▶ [Work instruction]: Within the data below, find the string "Загружать" and return each line where it occurs.

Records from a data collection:
------------------------------------------------------------------------

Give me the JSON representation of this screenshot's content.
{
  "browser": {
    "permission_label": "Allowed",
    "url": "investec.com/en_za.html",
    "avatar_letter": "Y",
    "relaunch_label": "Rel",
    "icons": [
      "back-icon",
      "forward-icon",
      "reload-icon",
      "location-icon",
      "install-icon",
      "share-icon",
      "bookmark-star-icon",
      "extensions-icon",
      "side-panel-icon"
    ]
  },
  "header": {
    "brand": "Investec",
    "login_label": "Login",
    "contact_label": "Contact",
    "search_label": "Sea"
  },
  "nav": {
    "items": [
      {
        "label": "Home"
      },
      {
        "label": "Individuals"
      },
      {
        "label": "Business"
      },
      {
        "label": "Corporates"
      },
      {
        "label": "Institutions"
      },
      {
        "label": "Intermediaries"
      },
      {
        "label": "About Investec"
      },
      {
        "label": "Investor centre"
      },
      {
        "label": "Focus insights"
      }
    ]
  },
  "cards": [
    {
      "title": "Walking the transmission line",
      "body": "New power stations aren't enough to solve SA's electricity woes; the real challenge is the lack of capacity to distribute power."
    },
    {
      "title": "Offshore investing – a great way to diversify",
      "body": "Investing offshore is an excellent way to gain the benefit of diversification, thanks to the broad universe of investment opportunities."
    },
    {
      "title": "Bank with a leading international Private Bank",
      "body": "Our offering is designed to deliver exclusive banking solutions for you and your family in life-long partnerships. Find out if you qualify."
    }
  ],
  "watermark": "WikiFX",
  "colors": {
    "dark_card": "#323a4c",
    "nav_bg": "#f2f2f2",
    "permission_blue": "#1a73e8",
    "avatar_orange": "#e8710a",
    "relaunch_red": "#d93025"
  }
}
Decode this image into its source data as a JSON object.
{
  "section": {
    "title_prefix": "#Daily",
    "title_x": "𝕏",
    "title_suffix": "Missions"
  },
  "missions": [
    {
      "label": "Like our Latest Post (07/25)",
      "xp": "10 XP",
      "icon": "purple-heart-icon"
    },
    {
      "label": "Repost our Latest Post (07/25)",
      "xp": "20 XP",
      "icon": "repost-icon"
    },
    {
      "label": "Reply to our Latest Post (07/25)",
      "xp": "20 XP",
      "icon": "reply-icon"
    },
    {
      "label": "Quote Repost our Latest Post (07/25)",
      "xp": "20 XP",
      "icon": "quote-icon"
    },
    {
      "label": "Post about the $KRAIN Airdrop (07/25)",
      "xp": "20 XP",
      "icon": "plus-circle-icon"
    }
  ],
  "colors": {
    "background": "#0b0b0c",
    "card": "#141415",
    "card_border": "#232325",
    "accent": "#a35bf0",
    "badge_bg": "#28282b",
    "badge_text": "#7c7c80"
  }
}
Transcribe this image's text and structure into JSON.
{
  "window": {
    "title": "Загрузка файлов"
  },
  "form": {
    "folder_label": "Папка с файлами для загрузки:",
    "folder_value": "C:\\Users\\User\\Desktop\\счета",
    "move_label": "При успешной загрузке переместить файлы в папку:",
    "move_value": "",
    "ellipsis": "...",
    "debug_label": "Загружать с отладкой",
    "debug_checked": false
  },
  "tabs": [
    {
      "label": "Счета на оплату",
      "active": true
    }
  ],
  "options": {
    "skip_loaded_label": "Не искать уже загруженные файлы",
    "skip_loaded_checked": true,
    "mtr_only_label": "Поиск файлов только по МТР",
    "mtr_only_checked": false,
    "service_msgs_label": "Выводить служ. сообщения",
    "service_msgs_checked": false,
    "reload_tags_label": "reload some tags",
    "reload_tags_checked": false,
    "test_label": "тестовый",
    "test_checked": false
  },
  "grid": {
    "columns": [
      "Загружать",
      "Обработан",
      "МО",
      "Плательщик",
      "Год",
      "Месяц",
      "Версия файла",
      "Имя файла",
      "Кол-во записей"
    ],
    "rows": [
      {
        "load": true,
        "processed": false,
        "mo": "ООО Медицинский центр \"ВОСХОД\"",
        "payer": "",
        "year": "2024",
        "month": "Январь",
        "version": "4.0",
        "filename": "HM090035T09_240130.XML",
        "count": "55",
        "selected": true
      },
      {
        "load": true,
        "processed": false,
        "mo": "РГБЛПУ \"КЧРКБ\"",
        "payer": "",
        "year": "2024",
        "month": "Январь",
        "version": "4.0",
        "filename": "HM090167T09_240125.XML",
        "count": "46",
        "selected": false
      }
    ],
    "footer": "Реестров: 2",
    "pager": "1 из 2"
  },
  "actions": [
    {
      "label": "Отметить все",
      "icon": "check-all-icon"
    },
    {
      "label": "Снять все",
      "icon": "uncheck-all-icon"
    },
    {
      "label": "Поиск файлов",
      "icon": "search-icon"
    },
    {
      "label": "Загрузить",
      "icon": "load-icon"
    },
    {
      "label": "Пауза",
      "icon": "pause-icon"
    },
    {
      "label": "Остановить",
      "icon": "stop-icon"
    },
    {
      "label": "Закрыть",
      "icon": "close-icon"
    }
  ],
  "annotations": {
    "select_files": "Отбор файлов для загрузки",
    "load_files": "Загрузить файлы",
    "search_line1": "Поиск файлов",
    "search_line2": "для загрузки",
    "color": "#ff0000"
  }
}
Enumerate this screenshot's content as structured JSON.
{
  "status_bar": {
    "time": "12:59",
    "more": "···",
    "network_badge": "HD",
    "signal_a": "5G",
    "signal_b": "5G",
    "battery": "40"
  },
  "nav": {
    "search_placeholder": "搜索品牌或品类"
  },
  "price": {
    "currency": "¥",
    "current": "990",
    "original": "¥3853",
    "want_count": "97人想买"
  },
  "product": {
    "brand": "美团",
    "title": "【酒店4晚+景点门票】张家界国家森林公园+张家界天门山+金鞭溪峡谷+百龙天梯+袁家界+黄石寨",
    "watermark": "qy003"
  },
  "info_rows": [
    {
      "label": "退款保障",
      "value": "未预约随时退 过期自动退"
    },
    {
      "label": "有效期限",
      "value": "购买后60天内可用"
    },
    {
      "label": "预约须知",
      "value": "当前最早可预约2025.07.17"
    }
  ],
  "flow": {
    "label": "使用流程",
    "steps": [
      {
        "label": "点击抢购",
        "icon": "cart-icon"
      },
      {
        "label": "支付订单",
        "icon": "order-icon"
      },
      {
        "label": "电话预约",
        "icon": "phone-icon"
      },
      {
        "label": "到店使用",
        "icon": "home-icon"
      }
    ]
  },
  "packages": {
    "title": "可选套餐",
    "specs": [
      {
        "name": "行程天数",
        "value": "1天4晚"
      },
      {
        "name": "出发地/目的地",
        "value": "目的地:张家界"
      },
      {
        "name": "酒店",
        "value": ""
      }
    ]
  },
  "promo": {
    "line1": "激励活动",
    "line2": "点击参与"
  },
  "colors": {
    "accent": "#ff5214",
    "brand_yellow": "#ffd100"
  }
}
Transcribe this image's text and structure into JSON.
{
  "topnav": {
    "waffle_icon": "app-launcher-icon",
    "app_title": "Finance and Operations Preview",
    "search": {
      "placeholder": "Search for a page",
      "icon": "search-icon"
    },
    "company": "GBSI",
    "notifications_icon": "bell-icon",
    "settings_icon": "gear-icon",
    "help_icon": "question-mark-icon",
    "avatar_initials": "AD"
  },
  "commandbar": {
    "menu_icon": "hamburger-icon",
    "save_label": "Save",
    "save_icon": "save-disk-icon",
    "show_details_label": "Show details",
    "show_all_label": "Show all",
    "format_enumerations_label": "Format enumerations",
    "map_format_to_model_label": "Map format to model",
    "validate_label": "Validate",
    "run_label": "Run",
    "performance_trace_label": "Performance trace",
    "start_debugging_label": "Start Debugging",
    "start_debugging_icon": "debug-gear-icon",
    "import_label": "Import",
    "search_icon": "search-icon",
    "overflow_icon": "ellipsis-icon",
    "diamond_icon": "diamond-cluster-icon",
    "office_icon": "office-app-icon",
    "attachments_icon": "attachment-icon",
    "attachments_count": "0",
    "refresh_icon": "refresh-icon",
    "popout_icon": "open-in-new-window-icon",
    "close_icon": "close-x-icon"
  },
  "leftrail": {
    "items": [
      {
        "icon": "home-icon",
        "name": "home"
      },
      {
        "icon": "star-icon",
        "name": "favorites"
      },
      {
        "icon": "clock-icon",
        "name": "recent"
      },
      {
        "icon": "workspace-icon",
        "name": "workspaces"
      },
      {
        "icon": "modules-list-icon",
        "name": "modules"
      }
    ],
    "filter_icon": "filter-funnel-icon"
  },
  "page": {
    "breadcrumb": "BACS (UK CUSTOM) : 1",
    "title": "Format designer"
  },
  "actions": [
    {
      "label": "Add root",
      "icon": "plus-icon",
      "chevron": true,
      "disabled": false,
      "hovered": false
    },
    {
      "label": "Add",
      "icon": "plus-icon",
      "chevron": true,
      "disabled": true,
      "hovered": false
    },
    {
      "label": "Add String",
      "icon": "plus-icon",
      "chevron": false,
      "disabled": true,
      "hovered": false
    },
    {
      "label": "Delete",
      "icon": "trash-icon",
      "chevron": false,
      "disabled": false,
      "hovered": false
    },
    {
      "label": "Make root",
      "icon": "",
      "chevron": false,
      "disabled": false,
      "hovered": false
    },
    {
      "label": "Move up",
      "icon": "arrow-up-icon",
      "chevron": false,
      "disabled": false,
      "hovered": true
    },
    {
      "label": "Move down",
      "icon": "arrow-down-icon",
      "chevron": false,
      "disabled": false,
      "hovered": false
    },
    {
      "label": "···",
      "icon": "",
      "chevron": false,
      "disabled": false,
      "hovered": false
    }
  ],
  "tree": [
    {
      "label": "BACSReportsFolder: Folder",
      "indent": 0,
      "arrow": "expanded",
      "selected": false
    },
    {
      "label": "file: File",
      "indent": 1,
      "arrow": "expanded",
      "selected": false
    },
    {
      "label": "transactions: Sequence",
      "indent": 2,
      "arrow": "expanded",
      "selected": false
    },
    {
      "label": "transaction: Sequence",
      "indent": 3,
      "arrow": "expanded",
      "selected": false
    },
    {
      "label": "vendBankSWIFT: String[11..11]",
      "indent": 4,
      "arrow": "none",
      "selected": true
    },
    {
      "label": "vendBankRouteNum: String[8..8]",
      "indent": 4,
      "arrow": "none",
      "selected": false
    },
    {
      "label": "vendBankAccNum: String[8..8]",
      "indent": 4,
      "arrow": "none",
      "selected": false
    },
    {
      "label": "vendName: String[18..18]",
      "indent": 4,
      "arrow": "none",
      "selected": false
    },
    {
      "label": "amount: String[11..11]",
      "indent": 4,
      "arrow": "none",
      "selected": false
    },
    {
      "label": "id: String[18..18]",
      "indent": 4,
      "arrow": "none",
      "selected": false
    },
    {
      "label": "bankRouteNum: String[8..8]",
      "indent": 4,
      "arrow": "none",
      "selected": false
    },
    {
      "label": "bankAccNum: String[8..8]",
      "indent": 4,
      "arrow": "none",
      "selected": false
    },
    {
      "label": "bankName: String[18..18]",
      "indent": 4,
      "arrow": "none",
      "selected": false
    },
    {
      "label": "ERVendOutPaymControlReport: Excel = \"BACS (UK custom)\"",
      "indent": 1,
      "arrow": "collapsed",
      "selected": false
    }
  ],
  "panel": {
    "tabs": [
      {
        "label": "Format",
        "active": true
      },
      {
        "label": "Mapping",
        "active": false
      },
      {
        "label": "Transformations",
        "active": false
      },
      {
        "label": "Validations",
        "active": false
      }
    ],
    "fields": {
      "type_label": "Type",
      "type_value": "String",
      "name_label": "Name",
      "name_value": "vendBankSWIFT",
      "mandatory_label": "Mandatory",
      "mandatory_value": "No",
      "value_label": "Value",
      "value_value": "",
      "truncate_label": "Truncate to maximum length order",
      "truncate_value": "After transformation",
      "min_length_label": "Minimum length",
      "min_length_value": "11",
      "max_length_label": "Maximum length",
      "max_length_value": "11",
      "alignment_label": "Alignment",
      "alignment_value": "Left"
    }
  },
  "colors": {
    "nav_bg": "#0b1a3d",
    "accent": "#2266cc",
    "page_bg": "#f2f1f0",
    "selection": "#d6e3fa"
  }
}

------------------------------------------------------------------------

▶ [Answer space]:
    "debug_label": "Загружать с отладкой",
      "Загружать",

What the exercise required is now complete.